I then said my goodbyes to the rest of the group and waited patiently to speak with Bharath. The last person in the room and with tears welling in my eyes, Bharath stood from the couch where he was seated and walked over to where I was standing. With his usual gentle smile and eyes which looked at me as if to say “it’s ok Jessica” my teacher wrapped his arms around me and gave me the warmest hug. I sobbed quietly in his shoulder. As though he knew I couldn’t get the words out to say the final thank you, Bharath continued to hug me, making it ok that I was unable to speak at this point. As we parted, I managed to incoherently thank him and wish him well on his next adventure to Europe. I also assured this would not be ‘goodbye’, but ‘see you later’ as I will be sure to return for ongoing advanced training.

As I walked away from the Shala, with tears still running down my face, I felt a sense of calm wash over me by realising the hardest part of this course, saying goodbye to Bharath, was done. Now it’s time to enjoy my mini holiday in India and prepare myself to return home and begin my new life, with the new me, with my little family - the loves of my life.

This course was more than a course. It was also spiritually uplifting - an only now is the journey truly beginning.

Thank you Bharath Shetty. For everything.

Namaste xx


Last day of training


My Shala


The girls

What is perception anyway?

Sitting in my undies has become the latest morning ritual. After our morning vinyasa class my clothes are completely soaked. Over the past few weeks I’ve gotten use to eating breakfast and sipping tea near on naked - which is not something I would not normally do. Believe me! But, in order to dry out, this has become necessary. Chatting with a friend from class tonight, I actually asked if I was the only one swimming in my own sweat each day. He assured he’s the same, hence he bought a cotton mat to soak it up and try to keep some control. I’m just reluctant to get one as it will be another thing I need to carry home to Australia. But, to make the most of this final week, maybe it might be a good investment, as a number of asanas are being compromised purely because my hands and feet are not gripping my mat. Hmm. I shall take a look tomorrow.
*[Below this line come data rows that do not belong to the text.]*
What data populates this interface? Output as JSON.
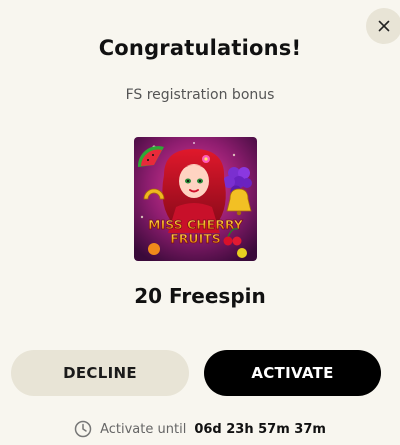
{
  "dialog": {
    "title": "Congratulations!",
    "subtitle": "FS registration bonus",
    "game": {
      "logo_line1": "MISS CHERRY",
      "logo_line2": "FRUITS"
    },
    "offer": "20 Freespin",
    "decline_label": "DECLINE",
    "activate_label": "ACTIVATE",
    "timer": {
      "label": "Activate until",
      "value": "06d 23h 57m 37m"
    },
    "colors": {
      "background": "#f8f6ef",
      "decline_button": "#e8e4d6",
      "activate_button": "#000000",
      "activate_text": "#ffffff"
    },
    "icons": {
      "close": "close-icon",
      "timer": "clock-icon"
    }
  }
}
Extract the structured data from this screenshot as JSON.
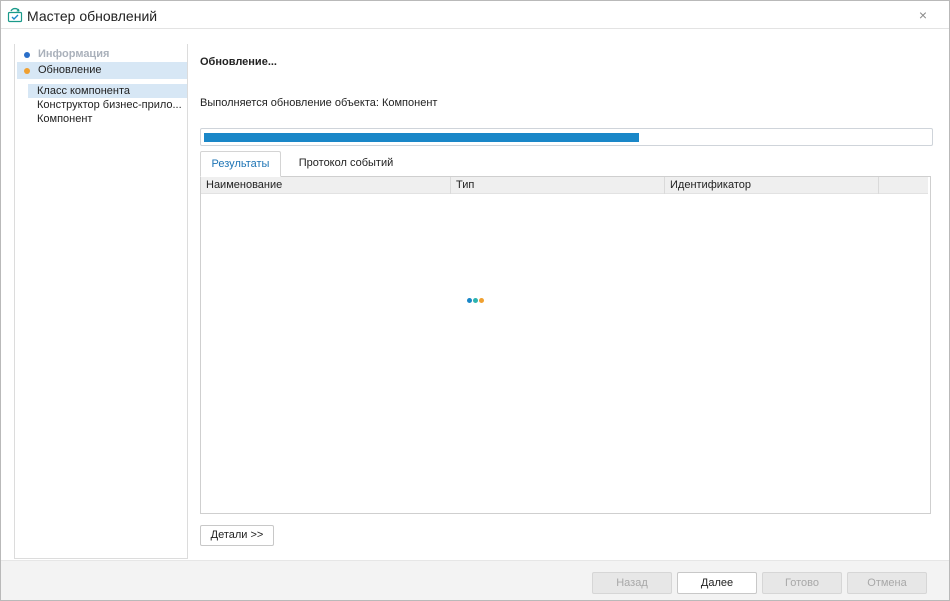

After class today Brittany said an interesting thing to me. She thinks I’m Bharath’s favourite student. Firstly, I don’t think Bharath has favourites. He is there to teach us, not take favourites or become buddies with anyone. Owen told me this back when I thought Bharath didn’t like me at all (during the early weeks). Although I think this is completely untrue (Brittany’s comment) it got me thinking about the concept of ‘perception’. How our perception of ourselves is often so different to how the rest of the world sees us. I’ve never considered myself to be a ‘favourite’ of Bharath’s - in fact quite the opposite as I mentioned. And yet someone else in class is looking at me as though I am. Why? What does she see in either me or him that I don’t? All this highlighted is how our neurotic insecurities can completely taint how we view the world and ourselves within it. No view (mine or hers) is right or wrong, but I just think it’s something to be mindful of. That our view of ourselves or others is merely our interpretation, our perception. It is neither correct nor wrong. It’s just a perception. Often we worry about things which no one else sees - like me thinking my teacher didn’t like me. These useless thoughts, which unnecessarily take energy from us, need to be controlled. As Bharath says, “the most difficult thing to control in this world is the mind.” That is so very true. Just something to think about.
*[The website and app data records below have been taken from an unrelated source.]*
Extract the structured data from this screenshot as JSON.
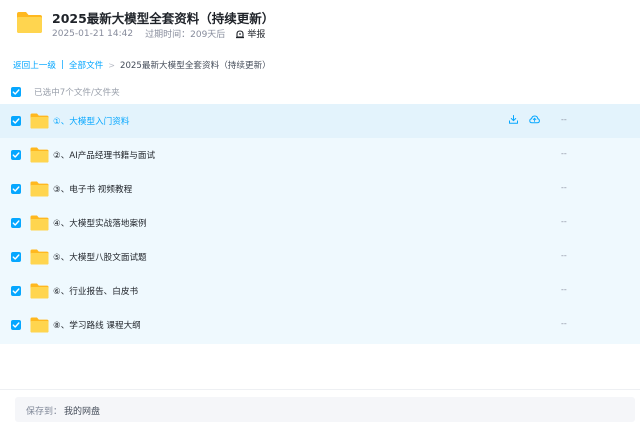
{
  "share": {
    "title": "2025最新大模型全套资料（持续更新）",
    "date": "2025-01-21 14:42",
    "expiry_label": "过期时间：",
    "expiry_value": "209天后",
    "report_label": "举报"
  },
  "breadcrumb": {
    "back": "返回上一级",
    "divider": "|",
    "all_files": "全部文件",
    "arrow": ">",
    "current": "2025最新大模型全套资料（持续更新）"
  },
  "selection": {
    "summary": "已选中7个文件/文件夹"
  },
  "files": [
    {
      "name": "①、大模型入门资料",
      "size": "--",
      "checked": true
    },
    {
      "name": "②、AI产品经理书籍与面试",
      "size": "--",
      "checked": true
    },
    {
      "name": "③、电子书 视频教程",
      "size": "--",
      "checked": true
    },
    {
      "name": "④、大模型实战落地案例",
      "size": "--",
      "checked": true
    },
    {
      "name": "⑤、大模型八股文面试题",
      "size": "--",
      "checked": true
    },
    {
      "name": "⑥、行业报告、白皮书",
      "size": "--",
      "checked": true
    },
    {
      "name": "⑧、学习路线 课程大纲",
      "size": "--",
      "checked": true
    }
  ],
  "row_actions": {
    "download_icon": "download-icon",
    "save_icon": "cloud-save-icon"
  },
  "save_bar": {
    "label": "保存到：",
    "target": "我的网盘"
  },
  "colors": {
    "accent": "#06a7ff",
    "folder": "#ffc53d",
    "list_bg": "#eff9fe"
  }
}
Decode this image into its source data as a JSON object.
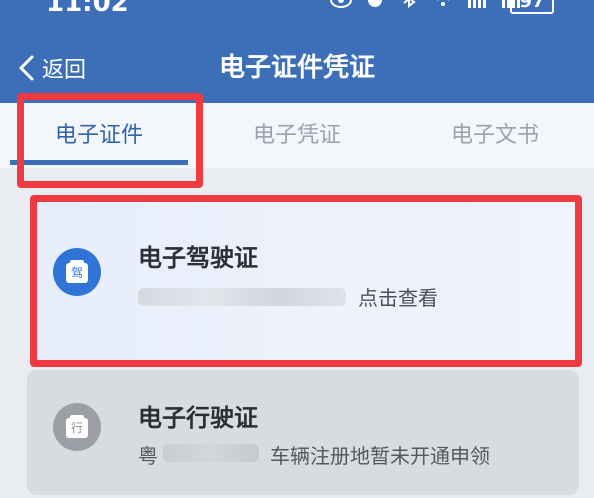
{
  "status": {
    "time": "11:02",
    "battery": "97"
  },
  "nav": {
    "back_label": "返回",
    "title": "电子证件凭证"
  },
  "tabs": [
    {
      "label": "电子证件",
      "active": true
    },
    {
      "label": "电子凭证",
      "active": false
    },
    {
      "label": "电子文书",
      "active": false
    }
  ],
  "cards": [
    {
      "title": "电子驾驶证",
      "icon_char": "驾",
      "action": "点击查看",
      "icon_color": "#2f74d6"
    },
    {
      "title": "电子行驶证",
      "icon_char": "行",
      "prefix": "粤",
      "note": "车辆注册地暂未开通申领",
      "icon_color": "#9c9fa5"
    }
  ],
  "colors": {
    "header": "#3d6fb8",
    "highlight": "#ee3a40",
    "active_tab": "#2e64ab"
  }
}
Finally, we are doing a lot more training re how to adjust students and help students into and out of asanas like Chakrasana (wheel / backbend). I find it incredible how I can support a fully grown male, who is bigger than me, into and out of asanas. However I tend to get really nervous with adjustments, but I’m sure with practice my confidence will improve. I just tend to worry I might hurt someone if I push too far, but of course I need to remember the student will tell me. Slowly, slowly. It will come.

Namaste xx
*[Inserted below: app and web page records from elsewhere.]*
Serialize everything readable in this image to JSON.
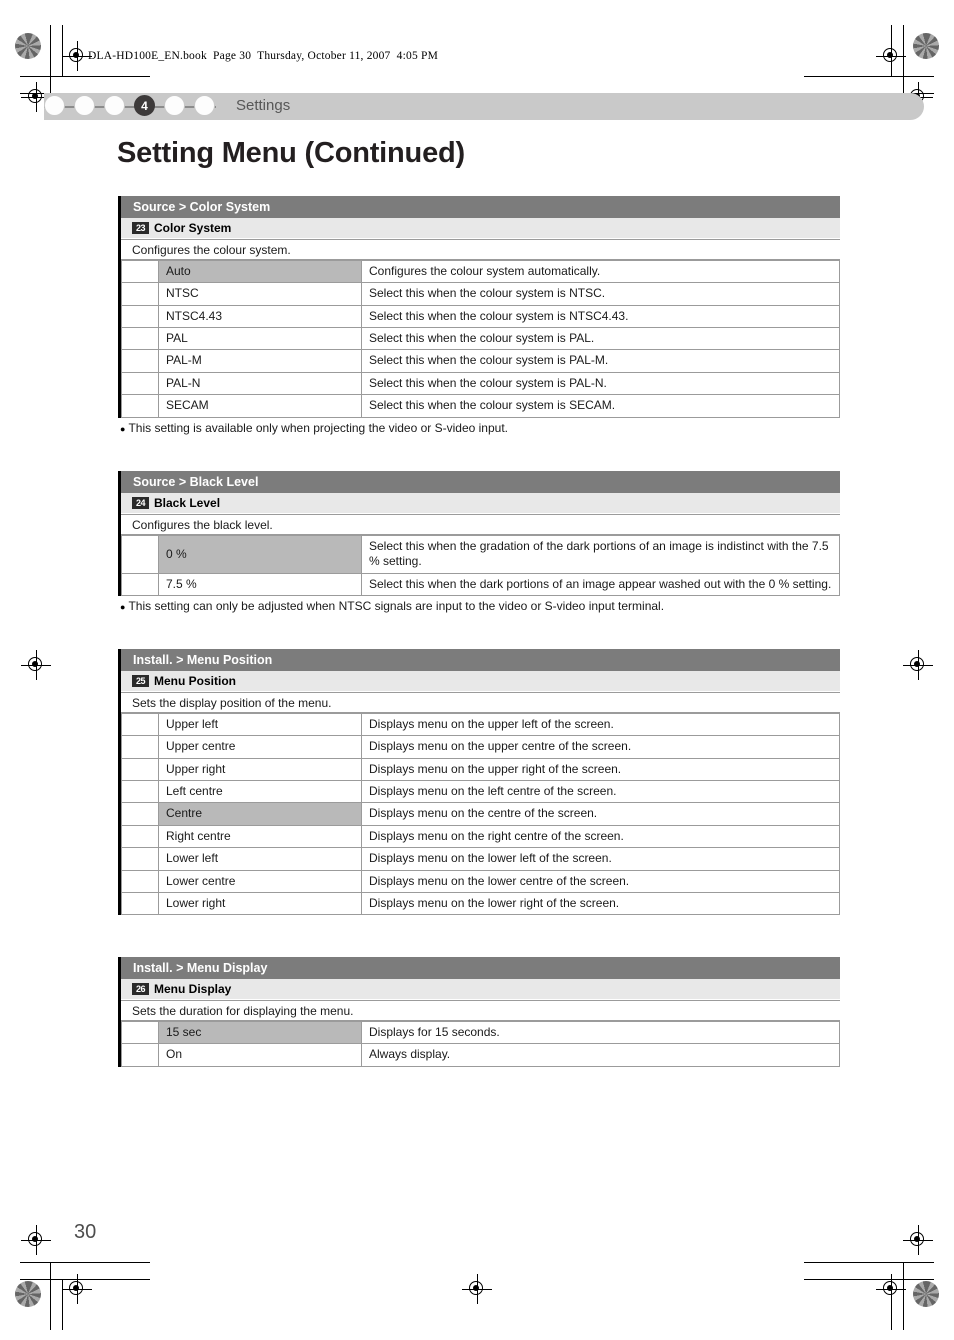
{
  "printmark": {
    "book_line": "DLA-HD100E_EN.book  Page 30  Thursday, October 11, 2007  4:05 PM"
  },
  "header": {
    "chapter_number": "4",
    "label": "Settings",
    "dot_count": 6,
    "active_dot_index": 3
  },
  "page_title": "Setting Menu (Continued)",
  "page_number": "30",
  "colors": {
    "section_header_bg": "#7c7c7c",
    "section_sub_bg": "#e8e8e8",
    "highlight_row_bg": "#b9b9b9",
    "band_bg": "#c9c9c9",
    "badge_bg": "#2a2a2a",
    "rule": "#9b9b9b"
  },
  "sections": [
    {
      "title": "Source > Color System",
      "badge": "23",
      "sub_label": "Color System",
      "description": "Configures the colour system.",
      "columns": [
        "option",
        "description"
      ],
      "rows": [
        {
          "option": "Auto",
          "description": "Configures the colour system automatically.",
          "highlight": true
        },
        {
          "option": "NTSC",
          "description": "Select this when the colour system is NTSC.",
          "highlight": false
        },
        {
          "option": "NTSC4.43",
          "description": "Select this when the colour system is NTSC4.43.",
          "highlight": false
        },
        {
          "option": "PAL",
          "description": "Select this when the colour system is PAL.",
          "highlight": false
        },
        {
          "option": "PAL-M",
          "description": "Select this when the colour system is PAL-M.",
          "highlight": false
        },
        {
          "option": "PAL-N",
          "description": "Select this when the colour system is PAL-N.",
          "highlight": false
        },
        {
          "option": "SECAM",
          "description": "Select this when the colour system is SECAM.",
          "highlight": false
        }
      ],
      "note": "This setting is available only when projecting the video or S-video input."
    },
    {
      "title": "Source > Black Level",
      "badge": "24",
      "sub_label": "Black Level",
      "description": "Configures the black level.",
      "columns": [
        "option",
        "description"
      ],
      "rows": [
        {
          "option": "0 %",
          "description": "Select this when the gradation of the dark portions of an image is indistinct with the 7.5 % setting.",
          "highlight": true
        },
        {
          "option": "7.5 %",
          "description": "Select this when the dark portions of an image appear washed out with the 0 % setting.",
          "highlight": false
        }
      ],
      "note": "This setting can only be adjusted when NTSC signals are input to the video or S-video input terminal."
    },
    {
      "title": "Install. > Menu Position",
      "badge": "25",
      "sub_label": "Menu Position",
      "description": "Sets the display position of the menu.",
      "columns": [
        "option",
        "description"
      ],
      "rows": [
        {
          "option": "Upper left",
          "description": "Displays menu on the upper left of the screen.",
          "highlight": false
        },
        {
          "option": "Upper centre",
          "description": "Displays menu on the upper centre of the screen.",
          "highlight": false
        },
        {
          "option": "Upper right",
          "description": "Displays menu on the upper right of the screen.",
          "highlight": false
        },
        {
          "option": "Left centre",
          "description": "Displays menu on the left centre of the screen.",
          "highlight": false
        },
        {
          "option": "Centre",
          "description": "Displays menu on the centre of the screen.",
          "highlight": true
        },
        {
          "option": "Right centre",
          "description": "Displays menu on the right centre of the screen.",
          "highlight": false
        },
        {
          "option": "Lower left",
          "description": "Displays menu on the lower left of the screen.",
          "highlight": false
        },
        {
          "option": "Lower centre",
          "description": "Displays menu on the lower centre of the screen.",
          "highlight": false
        },
        {
          "option": "Lower right",
          "description": "Displays menu on the lower right of the screen.",
          "highlight": false
        }
      ],
      "note": ""
    },
    {
      "title": "Install. > Menu Display",
      "badge": "26",
      "sub_label": "Menu Display",
      "description": "Sets the duration for displaying the menu.",
      "columns": [
        "option",
        "description"
      ],
      "rows": [
        {
          "option": "15 sec",
          "description": "Displays for 15 seconds.",
          "highlight": true
        },
        {
          "option": "On",
          "description": "Always display.",
          "highlight": false
        }
      ],
      "note": ""
    }
  ]
}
Some pictures from my day

Why not?!

Coming home from class. Just happy to be here.

My Indian diary system

The cutest Tic Tacs on the planet!